─── Material provided
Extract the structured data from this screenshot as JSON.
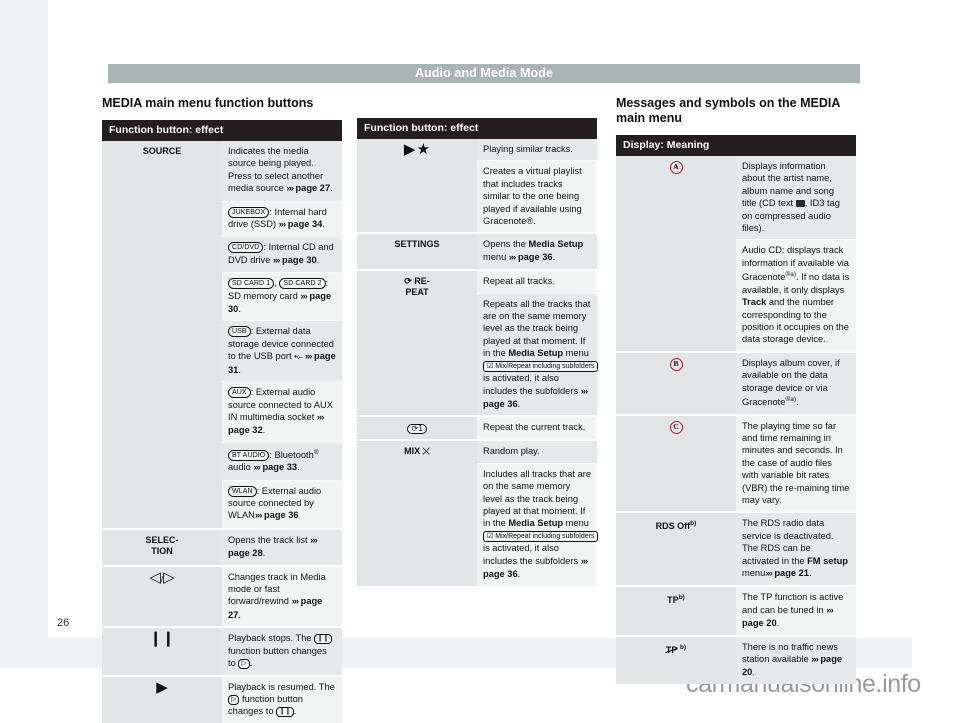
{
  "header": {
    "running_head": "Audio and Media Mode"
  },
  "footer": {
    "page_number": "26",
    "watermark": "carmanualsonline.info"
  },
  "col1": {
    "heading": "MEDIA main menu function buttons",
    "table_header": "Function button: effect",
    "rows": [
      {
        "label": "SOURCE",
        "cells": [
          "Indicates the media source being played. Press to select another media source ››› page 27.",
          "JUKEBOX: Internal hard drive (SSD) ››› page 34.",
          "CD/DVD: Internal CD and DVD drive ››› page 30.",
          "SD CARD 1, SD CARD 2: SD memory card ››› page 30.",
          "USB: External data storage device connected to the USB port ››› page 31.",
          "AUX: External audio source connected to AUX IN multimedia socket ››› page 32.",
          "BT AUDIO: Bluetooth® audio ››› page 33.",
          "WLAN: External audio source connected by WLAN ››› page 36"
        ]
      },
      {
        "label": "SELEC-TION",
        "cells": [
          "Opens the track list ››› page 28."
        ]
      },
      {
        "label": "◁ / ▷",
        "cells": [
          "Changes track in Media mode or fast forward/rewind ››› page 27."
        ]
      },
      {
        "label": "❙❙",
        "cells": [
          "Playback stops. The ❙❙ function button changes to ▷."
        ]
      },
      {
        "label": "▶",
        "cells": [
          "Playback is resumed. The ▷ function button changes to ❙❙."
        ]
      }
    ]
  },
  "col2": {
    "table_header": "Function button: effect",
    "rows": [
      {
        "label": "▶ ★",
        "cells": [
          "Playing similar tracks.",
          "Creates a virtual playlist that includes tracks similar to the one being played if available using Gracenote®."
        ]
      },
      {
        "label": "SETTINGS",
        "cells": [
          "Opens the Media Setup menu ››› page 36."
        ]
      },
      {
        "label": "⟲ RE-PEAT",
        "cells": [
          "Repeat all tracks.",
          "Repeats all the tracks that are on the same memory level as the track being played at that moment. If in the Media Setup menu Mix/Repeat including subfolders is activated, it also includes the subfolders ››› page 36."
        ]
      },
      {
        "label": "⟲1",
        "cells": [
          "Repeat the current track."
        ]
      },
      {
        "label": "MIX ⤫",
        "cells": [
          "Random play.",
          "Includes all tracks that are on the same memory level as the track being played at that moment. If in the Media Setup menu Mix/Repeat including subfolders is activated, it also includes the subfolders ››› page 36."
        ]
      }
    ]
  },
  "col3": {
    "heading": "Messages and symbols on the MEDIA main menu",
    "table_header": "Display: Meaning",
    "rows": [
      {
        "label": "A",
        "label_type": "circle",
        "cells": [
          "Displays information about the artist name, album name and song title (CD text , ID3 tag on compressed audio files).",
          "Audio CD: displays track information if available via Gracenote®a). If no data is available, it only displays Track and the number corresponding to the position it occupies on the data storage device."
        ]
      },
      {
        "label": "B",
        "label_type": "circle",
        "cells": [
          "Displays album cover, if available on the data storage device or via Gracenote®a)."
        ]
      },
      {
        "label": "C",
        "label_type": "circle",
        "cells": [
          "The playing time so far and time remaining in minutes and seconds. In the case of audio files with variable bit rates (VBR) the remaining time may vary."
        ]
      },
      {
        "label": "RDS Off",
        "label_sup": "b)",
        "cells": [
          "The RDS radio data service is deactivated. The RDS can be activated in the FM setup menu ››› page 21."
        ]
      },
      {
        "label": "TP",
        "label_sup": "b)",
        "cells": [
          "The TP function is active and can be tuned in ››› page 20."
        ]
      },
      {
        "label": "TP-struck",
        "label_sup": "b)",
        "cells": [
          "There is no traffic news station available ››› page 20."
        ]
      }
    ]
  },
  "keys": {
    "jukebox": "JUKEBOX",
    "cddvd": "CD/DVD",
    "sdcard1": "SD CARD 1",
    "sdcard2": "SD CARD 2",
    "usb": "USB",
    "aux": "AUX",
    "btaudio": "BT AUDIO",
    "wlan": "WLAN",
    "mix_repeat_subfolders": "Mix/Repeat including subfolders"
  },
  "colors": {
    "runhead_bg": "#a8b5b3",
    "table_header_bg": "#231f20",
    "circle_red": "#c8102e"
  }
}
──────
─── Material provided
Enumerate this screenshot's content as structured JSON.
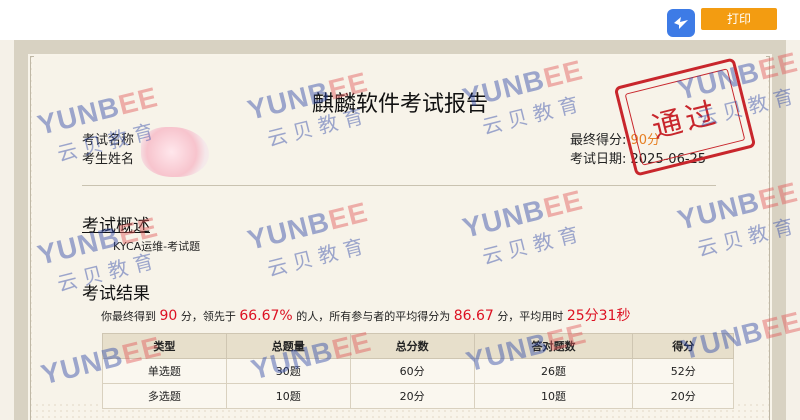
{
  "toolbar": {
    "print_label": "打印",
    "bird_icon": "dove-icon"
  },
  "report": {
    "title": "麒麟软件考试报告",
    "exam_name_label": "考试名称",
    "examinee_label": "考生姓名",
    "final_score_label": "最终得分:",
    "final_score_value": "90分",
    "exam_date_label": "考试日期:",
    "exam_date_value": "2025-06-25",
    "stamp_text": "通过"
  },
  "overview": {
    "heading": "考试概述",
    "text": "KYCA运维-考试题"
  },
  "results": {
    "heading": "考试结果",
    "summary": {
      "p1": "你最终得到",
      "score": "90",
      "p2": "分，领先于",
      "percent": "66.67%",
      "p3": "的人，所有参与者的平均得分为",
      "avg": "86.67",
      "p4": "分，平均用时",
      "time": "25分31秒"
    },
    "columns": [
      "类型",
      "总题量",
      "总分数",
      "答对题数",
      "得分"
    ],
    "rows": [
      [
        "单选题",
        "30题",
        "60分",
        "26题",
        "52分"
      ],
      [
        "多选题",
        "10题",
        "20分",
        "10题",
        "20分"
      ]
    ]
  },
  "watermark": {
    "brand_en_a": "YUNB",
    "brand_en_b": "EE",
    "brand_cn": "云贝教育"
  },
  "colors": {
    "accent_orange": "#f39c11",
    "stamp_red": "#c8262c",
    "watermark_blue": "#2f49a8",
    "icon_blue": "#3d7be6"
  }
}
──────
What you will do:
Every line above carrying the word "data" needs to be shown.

Exercise result:
Extract the structured data from this screenshot as JSON.
          "USB: External data storage device connected to the USB port ››› page 31.",
          "Audio CD: displays track information if available via Gracenote®a). If no data is available, it only displays Track and the number corresponding to the position it occupies on the data storage device."
          "Displays album cover, if available on the data storage device or via Gracenote®a)."
          "The RDS radio data service is deactivated. The RDS can be activated in the FM setup menu ››› page 21."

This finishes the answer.